Those were the score gains in reading. What kind of progress has been displayed by 9-year-old black students in math?
Good question! From 1973 through 2008, the gain has been that same 37 points. (1973 was the first year the NAEP administered math tests.)
Among 13-year-old black students, the gains have been similar, both since the start of the NAEP and since A Nation at Risk. In reading, the average score for this group rose by 30 points from 1971 through 2008. In math, the average score rose by 39 points from 1973 through 2008.
Taken on their face, these are very large score gains. How can a scholar cite the NAEP, then moan about “so little change?”
He can do so by cherry-picking, the skill at which Mehta excels.
How much progress has occurred on the NAEP? Consider one remarkable fact from the so-called Main NAEP, the companion program to the Long Term Trends Assessment.
Surely, Mehta has heard this fact. We’ll quote educational expert Richard Rothstein, citing this remarkable fact in Slate:
ROTHSTEIN (8/29/11): The only consistent data on student achievement come from a federal sample, the National Assessment of Educational Progress. Though you would never know it from the state of public alarm about education, the numbers show that regular public school performance has skyrocketed in the last two decades to the point that, for example, black elementary school students now have better math skills than whites had only 20 years ago.Astonishing! As of 2007, black fourth graders were scoring higher in math than white fourth graders scored in 1992. That is an astonishing fact. No one could have foreseen it.
Surely, Mehta has heard that fact. It's hard to know how a scholar can consider that fact from the program which he himself cites, then moan about stubborn mediocrity and “so little change.”
Tomorrow, we’ll continue this sad rumination.

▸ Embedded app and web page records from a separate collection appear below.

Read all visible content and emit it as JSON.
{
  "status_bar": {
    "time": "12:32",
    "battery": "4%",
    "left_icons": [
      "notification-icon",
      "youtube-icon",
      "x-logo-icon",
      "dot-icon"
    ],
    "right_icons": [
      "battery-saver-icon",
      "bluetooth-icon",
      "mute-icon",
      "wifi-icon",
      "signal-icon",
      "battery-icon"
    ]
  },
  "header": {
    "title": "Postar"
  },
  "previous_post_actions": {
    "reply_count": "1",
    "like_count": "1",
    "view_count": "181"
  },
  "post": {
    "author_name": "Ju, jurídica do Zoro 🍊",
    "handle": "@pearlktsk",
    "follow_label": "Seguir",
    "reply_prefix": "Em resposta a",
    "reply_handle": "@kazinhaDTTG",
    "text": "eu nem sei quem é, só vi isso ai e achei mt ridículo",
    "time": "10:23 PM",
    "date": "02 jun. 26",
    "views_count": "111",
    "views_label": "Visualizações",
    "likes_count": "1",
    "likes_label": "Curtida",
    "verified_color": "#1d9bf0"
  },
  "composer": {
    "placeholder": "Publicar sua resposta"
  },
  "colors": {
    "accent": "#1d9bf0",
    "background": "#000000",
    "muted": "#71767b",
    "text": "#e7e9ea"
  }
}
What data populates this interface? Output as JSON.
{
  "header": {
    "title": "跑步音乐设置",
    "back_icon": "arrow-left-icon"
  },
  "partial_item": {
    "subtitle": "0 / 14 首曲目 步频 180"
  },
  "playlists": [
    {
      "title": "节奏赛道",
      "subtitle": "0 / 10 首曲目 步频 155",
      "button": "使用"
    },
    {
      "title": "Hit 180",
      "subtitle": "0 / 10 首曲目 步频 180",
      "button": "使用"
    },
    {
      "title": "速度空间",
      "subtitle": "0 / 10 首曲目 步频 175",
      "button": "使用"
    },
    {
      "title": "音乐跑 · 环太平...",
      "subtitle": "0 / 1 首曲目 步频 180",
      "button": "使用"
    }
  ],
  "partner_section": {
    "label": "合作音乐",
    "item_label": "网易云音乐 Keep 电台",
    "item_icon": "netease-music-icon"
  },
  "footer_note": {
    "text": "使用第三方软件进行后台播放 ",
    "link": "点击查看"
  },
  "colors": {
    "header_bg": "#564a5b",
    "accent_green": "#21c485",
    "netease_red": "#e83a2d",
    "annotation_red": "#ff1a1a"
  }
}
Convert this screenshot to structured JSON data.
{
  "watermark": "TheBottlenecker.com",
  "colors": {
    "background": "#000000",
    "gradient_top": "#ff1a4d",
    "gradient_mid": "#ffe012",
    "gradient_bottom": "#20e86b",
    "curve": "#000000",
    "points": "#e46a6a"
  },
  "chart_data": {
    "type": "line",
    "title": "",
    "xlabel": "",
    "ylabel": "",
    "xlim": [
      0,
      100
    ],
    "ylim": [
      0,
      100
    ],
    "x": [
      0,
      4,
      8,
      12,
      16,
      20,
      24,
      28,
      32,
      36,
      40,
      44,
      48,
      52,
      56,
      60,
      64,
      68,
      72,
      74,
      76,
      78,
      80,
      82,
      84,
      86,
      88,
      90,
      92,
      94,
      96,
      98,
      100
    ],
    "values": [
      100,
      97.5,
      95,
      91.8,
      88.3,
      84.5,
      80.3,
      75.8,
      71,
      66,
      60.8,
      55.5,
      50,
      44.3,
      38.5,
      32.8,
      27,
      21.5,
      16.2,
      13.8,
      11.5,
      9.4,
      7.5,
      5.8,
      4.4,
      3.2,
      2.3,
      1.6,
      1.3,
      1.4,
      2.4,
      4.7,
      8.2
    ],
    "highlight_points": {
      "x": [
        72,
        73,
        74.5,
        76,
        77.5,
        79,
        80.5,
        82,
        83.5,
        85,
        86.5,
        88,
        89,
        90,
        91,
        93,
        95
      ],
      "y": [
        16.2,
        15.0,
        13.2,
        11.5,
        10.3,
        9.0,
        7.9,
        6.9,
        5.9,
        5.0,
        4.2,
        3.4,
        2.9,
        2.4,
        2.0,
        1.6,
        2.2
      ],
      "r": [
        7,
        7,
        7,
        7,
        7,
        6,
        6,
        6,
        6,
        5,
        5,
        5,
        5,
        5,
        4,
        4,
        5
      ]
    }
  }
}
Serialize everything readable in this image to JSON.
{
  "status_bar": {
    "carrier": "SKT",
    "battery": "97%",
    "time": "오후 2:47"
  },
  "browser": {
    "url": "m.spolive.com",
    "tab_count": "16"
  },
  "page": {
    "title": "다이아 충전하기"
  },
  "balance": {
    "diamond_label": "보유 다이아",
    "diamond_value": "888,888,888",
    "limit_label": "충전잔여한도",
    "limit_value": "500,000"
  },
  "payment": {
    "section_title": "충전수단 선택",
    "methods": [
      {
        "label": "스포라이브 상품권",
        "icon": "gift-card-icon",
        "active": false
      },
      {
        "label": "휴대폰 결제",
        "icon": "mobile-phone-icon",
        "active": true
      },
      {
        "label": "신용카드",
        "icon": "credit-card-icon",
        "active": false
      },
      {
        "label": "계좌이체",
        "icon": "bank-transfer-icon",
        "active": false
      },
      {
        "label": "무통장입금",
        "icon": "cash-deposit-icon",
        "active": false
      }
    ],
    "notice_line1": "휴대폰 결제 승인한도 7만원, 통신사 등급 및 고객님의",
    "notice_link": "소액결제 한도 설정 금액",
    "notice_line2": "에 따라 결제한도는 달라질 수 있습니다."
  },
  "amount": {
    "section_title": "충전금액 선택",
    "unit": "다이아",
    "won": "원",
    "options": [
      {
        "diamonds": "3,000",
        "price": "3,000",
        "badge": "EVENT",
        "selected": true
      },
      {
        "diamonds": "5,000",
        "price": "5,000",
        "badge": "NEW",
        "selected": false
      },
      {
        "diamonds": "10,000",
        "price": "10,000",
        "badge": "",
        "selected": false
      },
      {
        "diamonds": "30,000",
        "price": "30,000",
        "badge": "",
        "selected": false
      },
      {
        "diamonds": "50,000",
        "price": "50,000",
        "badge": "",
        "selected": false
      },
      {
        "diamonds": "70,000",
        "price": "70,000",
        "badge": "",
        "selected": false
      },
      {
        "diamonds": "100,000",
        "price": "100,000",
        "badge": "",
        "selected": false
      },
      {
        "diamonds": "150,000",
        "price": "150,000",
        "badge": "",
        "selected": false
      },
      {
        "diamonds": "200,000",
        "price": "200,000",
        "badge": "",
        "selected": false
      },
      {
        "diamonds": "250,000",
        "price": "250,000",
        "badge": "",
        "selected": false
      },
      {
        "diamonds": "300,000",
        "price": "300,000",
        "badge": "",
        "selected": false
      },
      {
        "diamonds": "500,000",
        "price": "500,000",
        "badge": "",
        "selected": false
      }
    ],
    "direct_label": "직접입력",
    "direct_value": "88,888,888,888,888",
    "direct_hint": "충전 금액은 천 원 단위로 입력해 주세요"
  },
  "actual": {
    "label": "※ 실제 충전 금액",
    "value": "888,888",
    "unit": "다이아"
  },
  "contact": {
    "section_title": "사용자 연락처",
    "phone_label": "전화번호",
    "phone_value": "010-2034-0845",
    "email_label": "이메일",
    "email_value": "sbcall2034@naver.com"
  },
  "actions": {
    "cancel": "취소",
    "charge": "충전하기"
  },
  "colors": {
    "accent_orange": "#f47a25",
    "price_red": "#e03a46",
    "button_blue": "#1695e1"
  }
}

Mehta will still be holding his job along the banks of the Charles.
Tomorrow: Quite reminiscent of Pravda
Scores on the TIMSS and the PIRLS: How did American students score on the 2011 TIMSS and the 2011 PIRLS? What countries did they surpass?
See our award-winning series, Fooled About Schools. For part 1, just click here.